The basic tenets of prohibited insider trading forbid using "inside" knowledge to get an advantage in securities trading. With continuously increasing levels of enforcement along with strict court rulings that give prosecutors more scope, anyone involved in trading and investment should be aware of the many complex laws and regulations governing the various aspects of this activity.
Who is an insider?
An insider, for the purposes of securities trading, is someone with inside or confidential knowledge about facts that will influence securities prices and that are not available to the public. Insiders may obtain this knowledge by virtue of working for the company in question, occupying a fiduciary position (such as attorney, accountant or financial advisor) with the company or its employees, or due to personal or familial relationships with persons in key roles. In the case of one person illegally providing insider knowledge to another, both of them can be charged with insider trading violations.
For example, if you are an attorney handling a company's patent applications, you may be in a position to know that the company is about to put a lucrative product on the market. Based on this, you buy a large amount of stock in the company. Alternatively, you tell your friend about this development and the friend buys a lot of stock. In the latter case, both of you may be accused of insider trading.
Are there any exceptions?
There are several defenses and exceptions to this broad general rule. For example, an accused may be exonerated if he or she can show that the trading decision did not take into account the confidential information. Another is that the trader was genuinely unaware of the confidential and non-public nature of the information.

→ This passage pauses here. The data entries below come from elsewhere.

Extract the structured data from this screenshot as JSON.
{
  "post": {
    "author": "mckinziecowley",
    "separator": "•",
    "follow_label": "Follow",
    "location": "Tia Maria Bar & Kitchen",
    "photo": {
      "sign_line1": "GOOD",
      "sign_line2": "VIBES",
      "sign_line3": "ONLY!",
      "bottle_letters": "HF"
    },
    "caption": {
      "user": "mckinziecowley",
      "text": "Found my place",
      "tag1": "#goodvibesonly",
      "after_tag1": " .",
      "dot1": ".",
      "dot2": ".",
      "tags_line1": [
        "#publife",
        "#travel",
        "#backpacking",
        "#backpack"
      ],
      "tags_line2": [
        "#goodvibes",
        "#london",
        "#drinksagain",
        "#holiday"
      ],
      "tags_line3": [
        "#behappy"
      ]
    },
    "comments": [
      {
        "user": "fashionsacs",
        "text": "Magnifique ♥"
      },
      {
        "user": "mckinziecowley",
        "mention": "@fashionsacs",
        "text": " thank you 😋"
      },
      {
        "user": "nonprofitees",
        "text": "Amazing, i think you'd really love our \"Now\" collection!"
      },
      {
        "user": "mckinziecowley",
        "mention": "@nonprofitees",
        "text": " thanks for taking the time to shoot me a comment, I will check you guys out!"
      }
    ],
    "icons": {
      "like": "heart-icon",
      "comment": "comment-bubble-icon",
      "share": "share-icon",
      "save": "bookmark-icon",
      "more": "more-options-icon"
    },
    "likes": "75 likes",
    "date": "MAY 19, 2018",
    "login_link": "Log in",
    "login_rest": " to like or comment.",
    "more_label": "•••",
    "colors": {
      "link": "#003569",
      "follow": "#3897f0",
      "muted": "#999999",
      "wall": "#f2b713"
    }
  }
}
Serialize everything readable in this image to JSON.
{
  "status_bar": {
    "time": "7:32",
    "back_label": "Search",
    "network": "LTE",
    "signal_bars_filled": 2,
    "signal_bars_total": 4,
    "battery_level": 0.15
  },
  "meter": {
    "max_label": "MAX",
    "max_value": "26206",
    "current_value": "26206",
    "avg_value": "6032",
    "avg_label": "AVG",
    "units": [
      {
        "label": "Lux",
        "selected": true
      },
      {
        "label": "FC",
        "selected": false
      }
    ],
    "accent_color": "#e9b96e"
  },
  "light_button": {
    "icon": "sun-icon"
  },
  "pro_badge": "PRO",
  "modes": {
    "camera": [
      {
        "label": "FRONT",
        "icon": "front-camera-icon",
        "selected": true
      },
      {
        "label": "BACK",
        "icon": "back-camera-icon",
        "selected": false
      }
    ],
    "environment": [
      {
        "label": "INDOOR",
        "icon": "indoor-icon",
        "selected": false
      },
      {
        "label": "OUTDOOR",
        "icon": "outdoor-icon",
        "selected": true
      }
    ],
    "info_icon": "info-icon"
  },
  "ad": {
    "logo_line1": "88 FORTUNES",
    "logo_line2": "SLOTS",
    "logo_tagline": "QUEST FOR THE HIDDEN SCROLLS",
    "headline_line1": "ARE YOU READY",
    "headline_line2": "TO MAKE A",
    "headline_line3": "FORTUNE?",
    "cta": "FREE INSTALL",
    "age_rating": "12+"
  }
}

While many associate the phrase "insider trading" with breaking the law, there is a way to do it legally. In a typical case, this consists of corporate insiders buying and selling their own stock in their company. Such sales must comply with SEC regulations, including requirements for filing a report. It is prudent to consult an attorney to ensure that your paperwork is entirely compliant because even small errors can potentially land you in a lot of trouble.
The rules governing securities trading are fairly complex and subject to changes and differing interpretations by courts. If you have concerns about the legality of a course of action in the area of trading, it is a good idea to consult an attorney who really knows the ins and outs of this legal field.